Does Attachment Theory Really Matter?
By Mary Sykes Wylie and Lynn Turner
Five hundred people sat in a packed workshop at the Networker Symposium last March, listening to eminent developmental psychologist and researcher Jerome Kagan draw on more than four decades of research he's conducted as he discussed the clinical relevance of inborn temperament. Midway through the session, responding to a question from the audience, he tried to clarify an earlier, seemingly disparaging, comment he'd made about attachment theory. But he soon removed any possible doubt about where he stood. "I'm glad that attachment theory is dead," he said. "I never thought it would go anywhere."
There was a moment of stunned silence, followed by a low hum as people shifted in their seats and murmured to each other. Whatever their imperfect understanding of the voluminous research literature of attachment theory, for most therapists in the room, the idea that the early emotional attunement of a mother/caregiver (or lack of it) profoundly affects the child's psychological development was as self-evident as the worthiness of therapy itself. Indeed, during the last 15 to 20 years, attachment theory has exerted more influence in the field of psychotherapy than just about any other model, approach, or movement. Though not a clinical methodology, it has justified a whole range of therapeutic perspectives and practices. Among them are a particular sensitivity to the role of traumatic or neglectful ties with early caregivers; the fundamental importance of affect regulation to successful therapy; the importance of establishing relationships with clients characterized by close, intense, emotional, and physical attunement; and the ultimate goal of recreating in therapy an attachment experience that makes up, at least to some degree, for what the client missed the first time around. That attachment theory itself has amassed a vast body of empirical evidence (see p.34) is often taken, by extension, to cast a glow of scientific credibility on attachment-based therapy. So when Kagan delivered his offhand rebuke, he was raising fundamental questions about the evidence supporting findings that most therapists there considered not just theory, but well-established fact.
Suddenly, in the wordless void that followed Kagan's bombshell, psychiatrist, brain researcher, and staunch attachment theory proponent Daniel Siegel popped out of his seat, looked for a floor microphone to respond, and, finding none, strode up the center aisle and bounded onto the stage. As a startled Kagan looked on and the entire ballroom audience sat dumbfounded, Siegel, the conference keynote speaker from that morning, asked for a microphone and announced: "I can't let this audience listen to your argument without hearing the other side. Have you actually read the attachment research?" he demanded of his colleague.

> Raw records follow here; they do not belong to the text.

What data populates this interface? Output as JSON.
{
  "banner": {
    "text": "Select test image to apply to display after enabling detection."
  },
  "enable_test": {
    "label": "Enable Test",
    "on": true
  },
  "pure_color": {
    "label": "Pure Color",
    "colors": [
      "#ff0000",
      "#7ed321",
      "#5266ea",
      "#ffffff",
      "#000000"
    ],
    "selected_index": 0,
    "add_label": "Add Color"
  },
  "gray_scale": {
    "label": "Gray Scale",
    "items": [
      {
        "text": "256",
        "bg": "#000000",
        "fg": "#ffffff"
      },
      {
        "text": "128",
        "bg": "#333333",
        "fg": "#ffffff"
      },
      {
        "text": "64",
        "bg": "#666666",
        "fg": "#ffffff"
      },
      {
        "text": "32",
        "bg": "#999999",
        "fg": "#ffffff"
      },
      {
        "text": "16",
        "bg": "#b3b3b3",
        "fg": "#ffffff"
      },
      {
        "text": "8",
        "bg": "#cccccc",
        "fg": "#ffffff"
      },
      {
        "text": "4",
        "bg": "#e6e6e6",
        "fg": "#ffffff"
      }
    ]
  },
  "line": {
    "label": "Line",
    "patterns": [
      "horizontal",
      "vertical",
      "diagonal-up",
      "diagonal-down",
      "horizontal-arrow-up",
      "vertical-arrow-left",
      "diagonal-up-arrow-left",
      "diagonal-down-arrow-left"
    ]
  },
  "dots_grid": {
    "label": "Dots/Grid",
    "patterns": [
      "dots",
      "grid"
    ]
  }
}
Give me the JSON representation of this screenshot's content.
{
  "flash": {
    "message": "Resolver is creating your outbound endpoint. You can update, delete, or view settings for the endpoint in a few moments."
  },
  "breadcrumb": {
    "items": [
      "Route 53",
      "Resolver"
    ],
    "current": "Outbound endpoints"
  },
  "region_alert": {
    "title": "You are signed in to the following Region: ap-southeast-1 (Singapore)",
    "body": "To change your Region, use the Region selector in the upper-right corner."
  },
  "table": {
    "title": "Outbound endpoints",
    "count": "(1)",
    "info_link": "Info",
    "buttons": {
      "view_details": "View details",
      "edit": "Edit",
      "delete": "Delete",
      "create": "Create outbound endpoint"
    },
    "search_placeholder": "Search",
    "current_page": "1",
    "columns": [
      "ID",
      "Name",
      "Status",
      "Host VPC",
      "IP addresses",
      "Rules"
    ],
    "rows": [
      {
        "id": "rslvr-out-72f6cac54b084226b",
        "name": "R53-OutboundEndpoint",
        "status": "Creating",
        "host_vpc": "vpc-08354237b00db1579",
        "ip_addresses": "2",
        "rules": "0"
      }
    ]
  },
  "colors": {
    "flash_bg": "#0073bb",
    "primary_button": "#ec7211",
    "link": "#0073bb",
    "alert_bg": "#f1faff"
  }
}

There followed a heated, impromptu debate between the two men that later became the talk of the conference. Part of the buzz was because it was a disagreement between two stars—Jerome Kagan, arguably the most revered developmental psychologist in the world, and Daniel Siegel, one of the most influential thinkers and teachers in the field of psychotherapy today. Each brought to bear both an impressive resume and passionately held convictions on the age-old question about human development: which counts more—nature or nurture? Beyond its sheer drama, two things stood out about this spontaneous encounter—the surprise that a discussion of research findings could generate such intellectual fervor at a psychotherapy conference and, for the majority of the audience, the shock that there was any debate at all about the role of early experience in human development. It was as if a leading biologist had gotten up at a professional conference to denounce germ theory.
In the world of psychotherapy, few models of human development have attracted more acceptance and respect in recent years than the centrality of early bonding experiences to adult psychological well-being. Nevertheless, the Kagan–Siegel encounter brought to the surface a barely visible fault line between true believers in attachment and its doubters, who not only question the idea that the quality of the mother-child attachment always and permanently affects a child's psychological development, but whether attachment theory itself has had a positive or negative influence on the practice of psychotherapy. It raised the question of whether the growing centrality of attachment theory has begun to blind the field to other vital influences on a person's development—inborn temperament, individuation needs, family dynamics, even class and culture—which all lie outside the mother–child dyad.
But what on earth could ever be wrong with emphasizing early bonding, connection, and relationship as the foundation of all good therapy? Are there ever times when too much "attunement" and "empathy" can constrict a therapist's clinical repertoire and obfuscate the issues with which clients should deal? For those for whom this debate focuses on a theory that wasn't even on their grad-school curriculum, what's all the fuss about, and what exactly does attachment theory tell us that we haven't known since the days of Freudian analysis?